Cooling is provided by wet cooling towers; water for the towers and solar collector washing, is supplied from onsite groundwater wells. Water from condensed steam exits the cooling tower pump at about 80 °F (27 °C), before cycling back to the steam generator.


Mojave Solar Project production is as follows (values in MW·h).[9]

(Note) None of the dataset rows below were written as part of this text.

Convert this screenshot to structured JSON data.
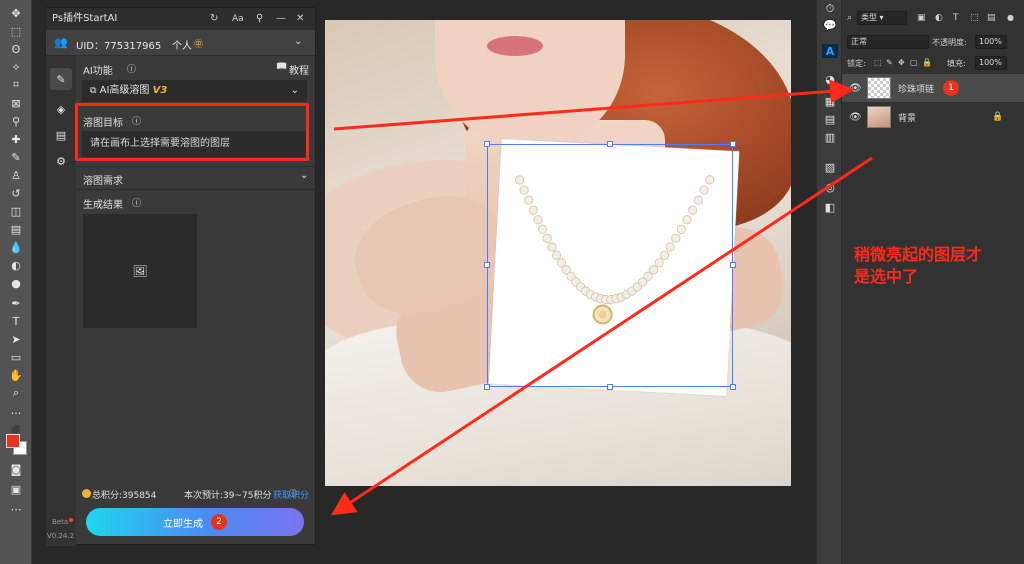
{
  "plugin": {
    "title": "Ps插件StartAI",
    "uid": "UID：775317965",
    "account_label": "个人",
    "account_badge": "㊥",
    "ai_function_label": "AI功能",
    "tutorial_label": "教程",
    "mode_select": "AI高级溶图",
    "mode_version": "V3",
    "target_label": "溶图目标",
    "target_placeholder": "请在画布上选择需要溶图的图层",
    "needs_label": "溶图需求",
    "result_label": "生成结果",
    "points_text": "总积分:395854",
    "estimate_text": "本次预计:39~75积分",
    "get_points_link": "获取积分",
    "generate_button": "立即生成",
    "generate_badge": "2",
    "beta_label": "Beta",
    "version_label": "V0.24.2"
  },
  "layers_panel": {
    "filter_kind": "类型",
    "blend_mode": "正常",
    "opacity_label": "不透明度:",
    "opacity_value": "100%",
    "lock_label": "锁定:",
    "fill_label": "填充:",
    "fill_value": "100%",
    "layers": [
      {
        "name": "珍珠项链",
        "badge": "1",
        "active": true
      },
      {
        "name": "背景",
        "active": false
      }
    ]
  },
  "annotation": {
    "line1": "稍微亮起的图层才",
    "line2": "是选中了"
  },
  "colors": {
    "accent_red": "#ff2a1a",
    "foreground_swatch": "#e8331a",
    "selection_blue": "#4a7dff",
    "button_gradient_start": "#1fd6ee",
    "button_gradient_end": "#7a74ee",
    "link_blue": "#3d9bff",
    "version_gold": "#f2b13a"
  },
  "icons": {
    "toolbar": [
      "move-icon",
      "marquee-icon",
      "lasso-icon",
      "magic-wand-icon",
      "crop-icon",
      "frame-icon",
      "eyedropper-icon",
      "healing-icon",
      "brush-icon",
      "stamp-icon",
      "history-brush-icon",
      "eraser-icon",
      "gradient-icon",
      "blur-icon",
      "dodge-icon",
      "pen-icon",
      "type-icon",
      "path-select-icon",
      "shape-icon",
      "hand-icon",
      "zoom-icon",
      "more-icon"
    ]
  }
}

Generation (MW·h) of Mojave Solar Project [9]
Year Jan Feb Mar Apr May Jun Jul Aug Sep Oct Nov Dec Total
2015 4,816 28,254 49,104 57,830 49,132 43,618 64,353 63,367 57,559 37,406 32,818 15,319 503,576
2016 4,635 42,348 41,890 54,991 75,569 80,338 87,565 79,153 68,245 45,346 30,315 14,512 624,907
2017 6,055 22,196 54,504 61,408 76,179 78,362 74,443 58,478 63,663 55,255 21,818 21,669 594,030
2018 21,688 37,489 48,733 42,966 78,035 84,956 70,267 71,788 74,929 51,473 13,976 8,880 605,180
Total 2,327,693

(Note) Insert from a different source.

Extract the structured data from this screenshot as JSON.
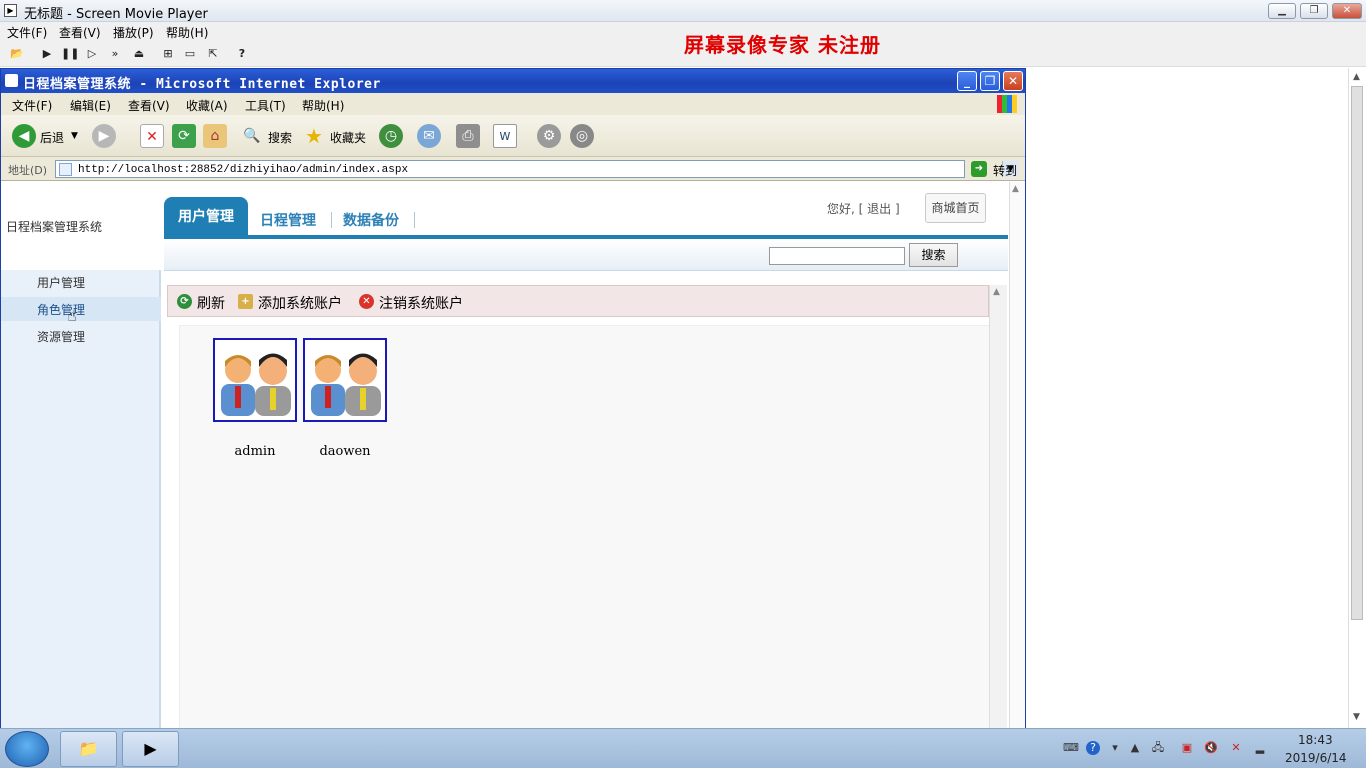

Maximum production was planned at 617,000 MW·h per year.[10]

See also[edit]


  1. ^ "The Center for Land Use Interpretation". Retrieved 18 July 2018.
  2. ^ Abengoa's Mojave 250 MW CSP plant enters commercial operation, 2 December 2014
  3. ^ "US government backs Abengoa's solar project with $1.2 billion loan guarantee". Energy Efficiency News. 19 September 2011. Archived from the original on 29 November 2011. Retrieved 8 February 2012.
  4. ^ "Abengoa Solar, Inc. (Mojave Solar)". Loan Guarantee Program. DOE. Archived from the original on January 27, 2012. Retrieved February 7, 2012.
  5. ^ Abengoa Solar Abengoa Solar - The Mojave Solar Project Archived 2013-06-19 at the Wayback Machine
  6. ^ "Loans - Award Summary: Mojave Solar LLC". U.S. Government. Archived from the original on 25 February 2013. Retrieved 26 August 2013.
  7. ^ "Advice Letters 3876-E and 3876-E-A" (PDF). California Public Utilities Commission. January 11, 2012. Retrieved February 7, 2012.
  8. ^ "Abengoa puts 250 MW CSP array online in California". Industry Dive. Retrieved June 28, 2015.
  9. ^ a b "Mojave Solar Project, Monthly". Electricity Data Browser. Energy Information Administration. Retrieved March 8, 2017.
  10. ^ "Mojave". Loan Programs Office. U.S. Department of Energy. 2011. Archived from the original on 27 June 2017. Retrieved 12 September 2019. Mojave is expected to generate 617,000 megawatt-hours of clean energy and prevent 329,000 metric tons of carbon dioxide emissions annually

External links[edit]